6 thoughts on “D&D Streams”
Critical Role is not d&d. It’s a television show about people playing d&d.
CR is to playing d&d as porno is to having sex.
Try Matthew Colville’s MCDM Productions. They play 5th edition and it’s a little railroady. But they are actually playing, and the production values are very good.
They are definitely performing, there is no doubt about that. But I do think there is at least some sincerity to their play.
I second the MCDM stream. Its also in podcast form if that suits your schedule better (I usually have the VOD on in the background) I think it is probably closer to typical D&D but with the production values needed to make it watchable/popular.
There are probably lots of entertaining DMs/Games out there saddled by bad mics, poor camera angles, etc. that keep that style of streaming from taking off vs the more polished D&D and Improv/Unscripted TV streams.
I think there is a place for those sorts of streams/podcasts, but I lean more towards Film ReRoll for that. I do wish the D&D as game, style had more mind share, so I am glad MCDM and its “people sitting around a table and someone looking up a rule” style is there and popular.

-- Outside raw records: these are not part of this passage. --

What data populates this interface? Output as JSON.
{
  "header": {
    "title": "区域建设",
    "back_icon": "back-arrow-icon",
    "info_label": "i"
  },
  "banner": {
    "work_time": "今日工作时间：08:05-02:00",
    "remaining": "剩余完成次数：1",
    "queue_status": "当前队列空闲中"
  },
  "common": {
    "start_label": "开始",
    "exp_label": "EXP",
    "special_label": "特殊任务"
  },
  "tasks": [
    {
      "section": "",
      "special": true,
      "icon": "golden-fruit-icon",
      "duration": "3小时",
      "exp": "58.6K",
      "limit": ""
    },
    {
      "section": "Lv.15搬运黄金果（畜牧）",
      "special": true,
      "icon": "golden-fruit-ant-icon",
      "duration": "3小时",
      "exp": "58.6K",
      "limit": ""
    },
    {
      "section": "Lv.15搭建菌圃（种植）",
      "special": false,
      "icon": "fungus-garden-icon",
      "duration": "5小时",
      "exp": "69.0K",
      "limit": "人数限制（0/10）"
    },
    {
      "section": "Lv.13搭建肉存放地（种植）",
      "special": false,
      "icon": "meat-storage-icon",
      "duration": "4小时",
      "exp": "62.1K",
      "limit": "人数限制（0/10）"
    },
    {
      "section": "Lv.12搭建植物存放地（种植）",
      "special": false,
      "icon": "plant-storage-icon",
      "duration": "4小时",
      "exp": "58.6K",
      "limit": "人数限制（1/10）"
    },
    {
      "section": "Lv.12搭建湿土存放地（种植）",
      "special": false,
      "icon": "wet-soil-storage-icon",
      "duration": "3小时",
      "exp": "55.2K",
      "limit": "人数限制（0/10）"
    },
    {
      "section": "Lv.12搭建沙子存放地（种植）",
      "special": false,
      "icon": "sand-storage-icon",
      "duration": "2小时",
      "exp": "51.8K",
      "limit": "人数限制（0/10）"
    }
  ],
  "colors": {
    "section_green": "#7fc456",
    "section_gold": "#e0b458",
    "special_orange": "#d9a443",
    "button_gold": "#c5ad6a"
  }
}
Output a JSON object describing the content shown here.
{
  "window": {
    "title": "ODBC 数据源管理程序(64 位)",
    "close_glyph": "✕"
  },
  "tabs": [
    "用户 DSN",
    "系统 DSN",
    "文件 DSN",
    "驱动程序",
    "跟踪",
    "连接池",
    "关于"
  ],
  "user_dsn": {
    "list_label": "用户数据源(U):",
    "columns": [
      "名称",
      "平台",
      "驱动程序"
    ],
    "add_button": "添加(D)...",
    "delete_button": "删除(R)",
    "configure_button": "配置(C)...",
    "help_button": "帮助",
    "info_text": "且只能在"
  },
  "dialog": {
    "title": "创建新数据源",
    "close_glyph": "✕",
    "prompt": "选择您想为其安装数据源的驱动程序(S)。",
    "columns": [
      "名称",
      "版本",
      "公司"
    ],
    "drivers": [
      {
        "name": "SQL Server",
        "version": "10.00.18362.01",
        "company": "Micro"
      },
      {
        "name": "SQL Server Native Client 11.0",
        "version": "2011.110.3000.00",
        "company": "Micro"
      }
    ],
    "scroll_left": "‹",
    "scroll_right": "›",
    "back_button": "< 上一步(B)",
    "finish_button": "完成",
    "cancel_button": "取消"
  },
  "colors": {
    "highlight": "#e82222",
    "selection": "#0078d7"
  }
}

That said, I would love to see/hear at least a session or 2 of you or Dan running a game, hear how your descriptions, adjudications, pace of play etc. go.
Well sir, you will definitely get what you’re asking for. Dan and I are planning to do a ton of live play streaming over the 4th of July weekend.
As I do not have the opportunity to play these days, I am constantly on the lookout for good, actual play podcasts (I don’t consider CR to fit these categories and what little I’ve seen of it was…oh, boy awful).
I’ve found some good listening in GGNORE (the “boiz” from “Alabamia”). They play with 5E rules currently, which is painful at times to listen to, but they are otherwise quite entertaining and fairly knowledgable of the game and its origins across editions (they’ve run both AD&D modules like Hommlet, and latest-greatest like whatever the latest milking of Tomb of Horrors is…Tomb of Annihilation?…with very enlightening results), and their DM has a decidedly “old school” mentality (while they do have clerics in their games, they do not allow any kind of raise dead/resurrection).
Most recently, I’ve also been checking out Unlikely Adventurers which is a window into the minds of young (under age 25) gamers). It is very funny and fairly “nothing sacred-esque.” The podcasters are both DMs and players in multiple (5E) campaigns and there’s quite a bit of insight to be gained as to what their crowd is looking for (entertaining story arcs). It’s bizarre…like they’re trying to re-learn all the shit I had to learn in the mid-90s…and a completely different way of playing and looking at the game.
You guys are probably my favorites, though. Would love to hear an actual play podcast of yours.
Thanks for the suggestions, I’ll have to go dig them up. The problem of course with trying to do my homework on this front is that it takes a good two sessions to really get a feel for a group, and that’s like 8 hours of television watching. It’s a bit slow going.
I’m glad you’re enjoying our videos to date. We’re really looking forward to streaming a real game soon.